Paying off debt like a mortgage or other loans generally means budgeting, careful evaluation of your financial situation and forgoing unnecessary expenses to keep up with payments. You need to carefully track your finances to be sure you can continue to pay your mortgage each month.
Now that winter is in full swing, many people in the colder regions of the U.S. are dreaming of warmer days. The thought of the next mortgage payment or other debts could be holding some people back from taking a fun or relaxing vacation. With some careful planning and budgeting, a trip to somewhere warm can still be possible.
There are two main things a traveler needs to keep in mind when striking a balance between travel and debt repayment, according to Nomad Wallet:
- Don’t increase your debt load during your vacation
- Don’t stop or decrease your debt payments while traveling
If you stick to these two rules, you should be able to enjoy a nice vacation. Of course, sticking to these rules requires careful planning.
Consider your budget
If you are paying off any kind of debt, whether it be a mortgage, credit card or student loans, you should have a budget. This helps to set aside money from your monthly income that will be dedicated to necessary bills and other payments, such as utilities and groceries.
Your budget probably has some room for entertainment and recreational costs. It’s important to have these included for a couple reasons. First, it helps when non-fixed payments such as utilities bills spike, because you have some extra money to allocate to them. Second, only dedicating money to payments and savings is good in theory, but can be hard to stick to. Many times, when people make budgets that are too rigid or too much of a lifestyle change, they stray from the plan and wind up further in debt.

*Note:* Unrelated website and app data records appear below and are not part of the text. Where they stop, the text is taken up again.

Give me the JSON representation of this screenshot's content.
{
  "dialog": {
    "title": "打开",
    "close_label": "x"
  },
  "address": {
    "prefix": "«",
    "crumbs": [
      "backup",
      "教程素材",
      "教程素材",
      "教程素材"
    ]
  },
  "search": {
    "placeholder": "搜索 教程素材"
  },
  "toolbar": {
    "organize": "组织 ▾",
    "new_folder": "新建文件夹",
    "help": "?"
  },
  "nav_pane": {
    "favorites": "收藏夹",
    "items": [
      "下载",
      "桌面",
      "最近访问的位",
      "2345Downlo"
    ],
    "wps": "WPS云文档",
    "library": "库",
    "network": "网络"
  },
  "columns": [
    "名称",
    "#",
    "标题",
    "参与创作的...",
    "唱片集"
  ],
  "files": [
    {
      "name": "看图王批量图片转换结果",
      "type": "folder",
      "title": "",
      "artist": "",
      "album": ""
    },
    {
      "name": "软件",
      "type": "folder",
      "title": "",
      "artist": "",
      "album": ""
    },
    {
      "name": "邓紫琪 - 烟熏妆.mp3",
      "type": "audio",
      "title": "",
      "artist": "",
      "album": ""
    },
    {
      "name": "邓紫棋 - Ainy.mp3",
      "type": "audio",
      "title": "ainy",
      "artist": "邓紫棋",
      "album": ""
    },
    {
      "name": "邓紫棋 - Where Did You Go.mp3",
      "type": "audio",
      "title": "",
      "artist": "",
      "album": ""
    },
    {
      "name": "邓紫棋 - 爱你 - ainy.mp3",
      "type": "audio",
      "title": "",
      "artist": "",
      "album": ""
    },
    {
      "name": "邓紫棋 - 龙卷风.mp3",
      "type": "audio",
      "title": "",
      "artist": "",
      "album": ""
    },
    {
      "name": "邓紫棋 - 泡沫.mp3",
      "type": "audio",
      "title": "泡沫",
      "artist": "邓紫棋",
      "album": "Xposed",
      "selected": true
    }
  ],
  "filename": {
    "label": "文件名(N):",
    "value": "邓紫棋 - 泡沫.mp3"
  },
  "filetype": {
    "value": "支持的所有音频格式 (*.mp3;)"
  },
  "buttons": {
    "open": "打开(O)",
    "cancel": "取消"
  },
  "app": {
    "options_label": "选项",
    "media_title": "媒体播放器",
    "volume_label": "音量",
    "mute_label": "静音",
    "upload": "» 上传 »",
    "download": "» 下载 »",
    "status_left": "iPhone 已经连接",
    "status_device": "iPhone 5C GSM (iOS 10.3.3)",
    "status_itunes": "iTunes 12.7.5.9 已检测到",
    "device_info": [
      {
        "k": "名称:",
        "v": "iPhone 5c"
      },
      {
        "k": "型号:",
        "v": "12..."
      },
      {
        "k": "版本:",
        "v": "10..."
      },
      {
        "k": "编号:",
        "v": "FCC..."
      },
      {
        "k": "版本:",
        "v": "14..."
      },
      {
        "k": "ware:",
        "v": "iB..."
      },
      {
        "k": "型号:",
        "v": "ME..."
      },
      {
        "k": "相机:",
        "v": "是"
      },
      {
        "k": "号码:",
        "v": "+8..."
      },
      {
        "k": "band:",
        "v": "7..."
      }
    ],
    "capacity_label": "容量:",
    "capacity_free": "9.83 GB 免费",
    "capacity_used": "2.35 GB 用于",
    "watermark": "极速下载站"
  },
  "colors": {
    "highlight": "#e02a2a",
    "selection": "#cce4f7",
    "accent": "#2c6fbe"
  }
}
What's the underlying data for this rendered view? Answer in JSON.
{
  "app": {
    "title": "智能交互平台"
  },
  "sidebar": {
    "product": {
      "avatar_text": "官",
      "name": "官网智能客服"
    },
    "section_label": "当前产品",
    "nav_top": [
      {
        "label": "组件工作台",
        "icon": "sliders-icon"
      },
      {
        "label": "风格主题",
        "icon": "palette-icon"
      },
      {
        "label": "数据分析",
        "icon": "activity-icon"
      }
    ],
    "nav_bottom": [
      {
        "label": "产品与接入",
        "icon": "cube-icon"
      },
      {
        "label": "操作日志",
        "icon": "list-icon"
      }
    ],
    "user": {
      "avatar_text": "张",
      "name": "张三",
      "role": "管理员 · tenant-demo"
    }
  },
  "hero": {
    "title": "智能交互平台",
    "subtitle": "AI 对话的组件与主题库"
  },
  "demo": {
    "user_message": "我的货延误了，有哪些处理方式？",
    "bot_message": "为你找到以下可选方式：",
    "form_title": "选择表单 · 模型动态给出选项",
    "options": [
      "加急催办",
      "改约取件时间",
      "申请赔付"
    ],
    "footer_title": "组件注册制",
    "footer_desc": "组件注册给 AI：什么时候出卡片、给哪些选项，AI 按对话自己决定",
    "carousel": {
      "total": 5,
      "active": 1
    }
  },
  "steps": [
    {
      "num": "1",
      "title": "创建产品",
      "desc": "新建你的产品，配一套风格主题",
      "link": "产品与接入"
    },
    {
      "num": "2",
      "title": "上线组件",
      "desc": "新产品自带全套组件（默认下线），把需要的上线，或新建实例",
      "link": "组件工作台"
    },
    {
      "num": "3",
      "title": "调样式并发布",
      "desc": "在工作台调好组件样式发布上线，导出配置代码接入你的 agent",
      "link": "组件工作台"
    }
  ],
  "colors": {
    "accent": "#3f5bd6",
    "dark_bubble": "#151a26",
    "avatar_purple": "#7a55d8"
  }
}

Some people set this aside for weekend activities, like eating at restaurants or going to shows. However, you can also choose to put it away to save for your vacation.
The idea is that you will be able to afford the vacation only with money you already have. Putting expenses on a credit card or taking out a personal loan for the trip could put you further in debt.
You will want to carefully plan your trip so it is as cost-effective as possible. You may have to give up some expectations of your ideal vacation in order to afford it.
“Plan your trip so it is as cost-effective as possible.”
For instance, you may have wanted to eat at all the best restaurants during your stay. While it is fun to explore the culinary specialties of a new area, you may discover it is more economical to find a few lower-priced restaurants or even a grocery store for some of your meals. Choose one or two popular restaurants to eat at and calculate them into your trip budget.
Looking into nontraditional sleeping arrangements will also help cut down on costs. Rather than finding a hotel, check out available hostels in the area, or rent someone else’s space through Airbnb. There are also some free options for staying, like house sitting, couch surfing or home exchange, Independent Traveler explained.
Getting to your vacation spot is often the most expensive part of the trip, especially if you are flying. USA Today suggested signing up for airlines’ newsletters, where they usually highlight cheap flights and other deals. Real Simple explained international airlines also may have lower rates than U.S. airlines, so shop around. Or, if you are traveling somewhere you can drive, consider that option. Gas prices are low right now, so it may be more economical than flying.
Traveling with a mortgage obligation isn’t impossible, but it will take some extra budgeting and creative planning.
For information on your mortgage options, contact Lenox/WesLend Financial or call 844-225-3669. As heard on the radio, it’s the biggest no-brainer in the history of mankind.